Work item
Scan the following material for the string "JSON" and copy each line in which it appears.
[Start of Attachment]
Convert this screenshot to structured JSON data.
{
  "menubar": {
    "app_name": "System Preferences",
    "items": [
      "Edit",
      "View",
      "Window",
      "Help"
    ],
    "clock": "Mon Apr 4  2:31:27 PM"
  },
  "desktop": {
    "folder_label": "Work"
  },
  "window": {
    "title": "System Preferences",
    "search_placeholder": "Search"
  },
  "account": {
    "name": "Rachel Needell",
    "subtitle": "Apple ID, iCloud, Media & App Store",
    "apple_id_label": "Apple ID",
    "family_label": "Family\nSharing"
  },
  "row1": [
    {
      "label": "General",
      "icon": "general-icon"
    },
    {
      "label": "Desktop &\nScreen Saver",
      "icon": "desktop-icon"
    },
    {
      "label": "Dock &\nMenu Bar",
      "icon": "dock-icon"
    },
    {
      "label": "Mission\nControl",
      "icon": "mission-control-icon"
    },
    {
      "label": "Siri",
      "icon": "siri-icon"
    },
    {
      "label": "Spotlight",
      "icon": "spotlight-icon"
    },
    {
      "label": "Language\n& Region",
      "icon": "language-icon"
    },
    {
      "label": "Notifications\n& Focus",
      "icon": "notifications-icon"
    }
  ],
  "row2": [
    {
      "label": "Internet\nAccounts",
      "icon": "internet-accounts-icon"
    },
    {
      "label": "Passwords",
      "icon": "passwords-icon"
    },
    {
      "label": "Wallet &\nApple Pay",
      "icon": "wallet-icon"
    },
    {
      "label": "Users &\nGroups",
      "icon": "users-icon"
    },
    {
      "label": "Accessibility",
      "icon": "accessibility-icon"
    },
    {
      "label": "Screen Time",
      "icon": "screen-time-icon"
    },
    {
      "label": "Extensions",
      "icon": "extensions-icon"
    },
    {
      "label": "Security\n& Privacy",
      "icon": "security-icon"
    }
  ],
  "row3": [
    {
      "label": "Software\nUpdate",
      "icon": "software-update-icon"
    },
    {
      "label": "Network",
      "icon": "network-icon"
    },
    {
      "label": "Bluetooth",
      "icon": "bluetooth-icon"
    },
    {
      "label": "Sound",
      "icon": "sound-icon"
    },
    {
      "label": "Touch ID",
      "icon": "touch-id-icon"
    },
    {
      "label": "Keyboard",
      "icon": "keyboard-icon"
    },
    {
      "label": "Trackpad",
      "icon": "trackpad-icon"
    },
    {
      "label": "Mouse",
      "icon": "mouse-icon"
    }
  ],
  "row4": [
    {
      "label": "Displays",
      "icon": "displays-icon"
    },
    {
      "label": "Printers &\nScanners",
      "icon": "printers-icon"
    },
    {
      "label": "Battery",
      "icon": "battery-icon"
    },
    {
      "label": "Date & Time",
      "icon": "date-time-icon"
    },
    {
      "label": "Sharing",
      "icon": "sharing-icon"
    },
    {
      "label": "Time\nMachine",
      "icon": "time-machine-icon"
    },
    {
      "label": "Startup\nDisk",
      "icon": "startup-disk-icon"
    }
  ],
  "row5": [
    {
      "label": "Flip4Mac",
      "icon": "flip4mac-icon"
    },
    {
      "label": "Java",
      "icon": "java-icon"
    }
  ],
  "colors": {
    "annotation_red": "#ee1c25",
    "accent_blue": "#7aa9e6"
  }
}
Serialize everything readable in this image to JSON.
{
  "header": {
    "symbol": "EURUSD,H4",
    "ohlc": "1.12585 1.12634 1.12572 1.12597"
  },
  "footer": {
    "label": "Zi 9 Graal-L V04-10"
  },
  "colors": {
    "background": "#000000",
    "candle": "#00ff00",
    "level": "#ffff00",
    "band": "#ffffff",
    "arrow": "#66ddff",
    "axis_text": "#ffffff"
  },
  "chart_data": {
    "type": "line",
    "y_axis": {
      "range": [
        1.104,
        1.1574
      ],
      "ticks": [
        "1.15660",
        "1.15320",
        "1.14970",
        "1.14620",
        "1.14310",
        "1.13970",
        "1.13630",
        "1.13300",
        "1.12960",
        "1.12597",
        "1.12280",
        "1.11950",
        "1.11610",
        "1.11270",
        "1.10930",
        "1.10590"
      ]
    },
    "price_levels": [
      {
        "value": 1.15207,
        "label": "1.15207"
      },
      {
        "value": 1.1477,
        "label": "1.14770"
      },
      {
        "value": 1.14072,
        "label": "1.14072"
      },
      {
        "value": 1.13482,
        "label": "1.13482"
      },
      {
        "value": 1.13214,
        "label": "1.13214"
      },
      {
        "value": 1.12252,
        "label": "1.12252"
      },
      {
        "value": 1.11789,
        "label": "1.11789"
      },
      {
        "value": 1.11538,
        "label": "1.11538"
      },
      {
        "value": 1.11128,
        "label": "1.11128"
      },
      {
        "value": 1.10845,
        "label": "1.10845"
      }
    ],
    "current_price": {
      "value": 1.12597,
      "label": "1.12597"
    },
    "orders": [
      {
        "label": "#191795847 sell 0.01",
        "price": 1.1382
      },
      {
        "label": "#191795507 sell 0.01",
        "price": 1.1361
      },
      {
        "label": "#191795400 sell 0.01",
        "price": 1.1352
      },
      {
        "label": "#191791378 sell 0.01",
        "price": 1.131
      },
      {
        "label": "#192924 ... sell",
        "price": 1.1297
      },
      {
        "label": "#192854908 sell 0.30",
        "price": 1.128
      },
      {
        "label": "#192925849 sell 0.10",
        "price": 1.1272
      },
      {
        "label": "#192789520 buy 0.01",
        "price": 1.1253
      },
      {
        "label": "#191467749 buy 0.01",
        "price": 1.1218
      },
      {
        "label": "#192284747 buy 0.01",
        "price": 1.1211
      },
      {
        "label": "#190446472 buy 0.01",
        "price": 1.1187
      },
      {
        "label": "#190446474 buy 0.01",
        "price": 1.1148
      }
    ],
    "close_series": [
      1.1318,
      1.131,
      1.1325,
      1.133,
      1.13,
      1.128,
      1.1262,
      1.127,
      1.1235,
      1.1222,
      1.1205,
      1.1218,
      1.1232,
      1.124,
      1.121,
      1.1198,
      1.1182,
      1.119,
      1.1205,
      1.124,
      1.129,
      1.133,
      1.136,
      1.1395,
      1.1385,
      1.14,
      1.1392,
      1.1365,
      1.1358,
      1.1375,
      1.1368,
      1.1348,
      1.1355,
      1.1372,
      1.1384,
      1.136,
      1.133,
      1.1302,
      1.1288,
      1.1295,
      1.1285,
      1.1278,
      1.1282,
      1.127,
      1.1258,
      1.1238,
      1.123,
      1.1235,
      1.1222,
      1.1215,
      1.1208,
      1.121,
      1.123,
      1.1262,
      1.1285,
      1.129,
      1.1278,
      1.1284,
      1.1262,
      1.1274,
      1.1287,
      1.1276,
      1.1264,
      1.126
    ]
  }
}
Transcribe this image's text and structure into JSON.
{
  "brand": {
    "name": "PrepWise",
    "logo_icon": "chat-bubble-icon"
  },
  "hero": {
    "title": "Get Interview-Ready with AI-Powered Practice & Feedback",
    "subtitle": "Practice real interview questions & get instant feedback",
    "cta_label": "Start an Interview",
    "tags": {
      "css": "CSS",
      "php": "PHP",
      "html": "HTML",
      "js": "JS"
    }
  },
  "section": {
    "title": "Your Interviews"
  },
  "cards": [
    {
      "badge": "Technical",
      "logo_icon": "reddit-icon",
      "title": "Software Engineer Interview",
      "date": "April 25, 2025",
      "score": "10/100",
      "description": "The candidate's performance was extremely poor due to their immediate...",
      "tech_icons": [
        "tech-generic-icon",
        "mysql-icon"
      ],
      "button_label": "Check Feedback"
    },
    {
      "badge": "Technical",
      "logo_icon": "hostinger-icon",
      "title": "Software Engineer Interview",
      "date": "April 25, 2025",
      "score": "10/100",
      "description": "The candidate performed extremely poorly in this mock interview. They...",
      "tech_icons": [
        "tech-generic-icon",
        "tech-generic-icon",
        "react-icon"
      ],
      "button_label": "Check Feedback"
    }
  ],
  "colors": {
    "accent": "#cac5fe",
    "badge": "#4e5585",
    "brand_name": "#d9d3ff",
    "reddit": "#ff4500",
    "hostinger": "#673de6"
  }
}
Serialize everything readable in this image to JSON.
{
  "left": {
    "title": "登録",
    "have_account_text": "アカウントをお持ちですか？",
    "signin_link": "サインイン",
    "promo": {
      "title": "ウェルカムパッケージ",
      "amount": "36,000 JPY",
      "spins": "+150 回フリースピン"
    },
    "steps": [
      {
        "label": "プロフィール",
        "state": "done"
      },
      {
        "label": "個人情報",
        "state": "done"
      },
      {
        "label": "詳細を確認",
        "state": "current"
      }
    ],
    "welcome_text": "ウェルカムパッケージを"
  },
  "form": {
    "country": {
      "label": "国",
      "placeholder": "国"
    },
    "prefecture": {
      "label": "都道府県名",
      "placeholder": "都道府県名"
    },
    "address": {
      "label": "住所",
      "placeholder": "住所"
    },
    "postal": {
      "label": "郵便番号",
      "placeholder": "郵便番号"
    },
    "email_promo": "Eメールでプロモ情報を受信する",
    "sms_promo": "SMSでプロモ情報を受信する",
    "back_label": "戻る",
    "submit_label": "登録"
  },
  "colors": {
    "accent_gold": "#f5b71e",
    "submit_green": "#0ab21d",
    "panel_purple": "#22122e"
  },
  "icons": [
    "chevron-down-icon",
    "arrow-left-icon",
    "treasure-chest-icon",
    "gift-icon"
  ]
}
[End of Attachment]
Response box
Convert this screenshot to structured JSON data.
Serialize everything readable in this image to JSON.
Transcribe this image's text and structure into JSON.
Serialize everything readable in this image to JSON.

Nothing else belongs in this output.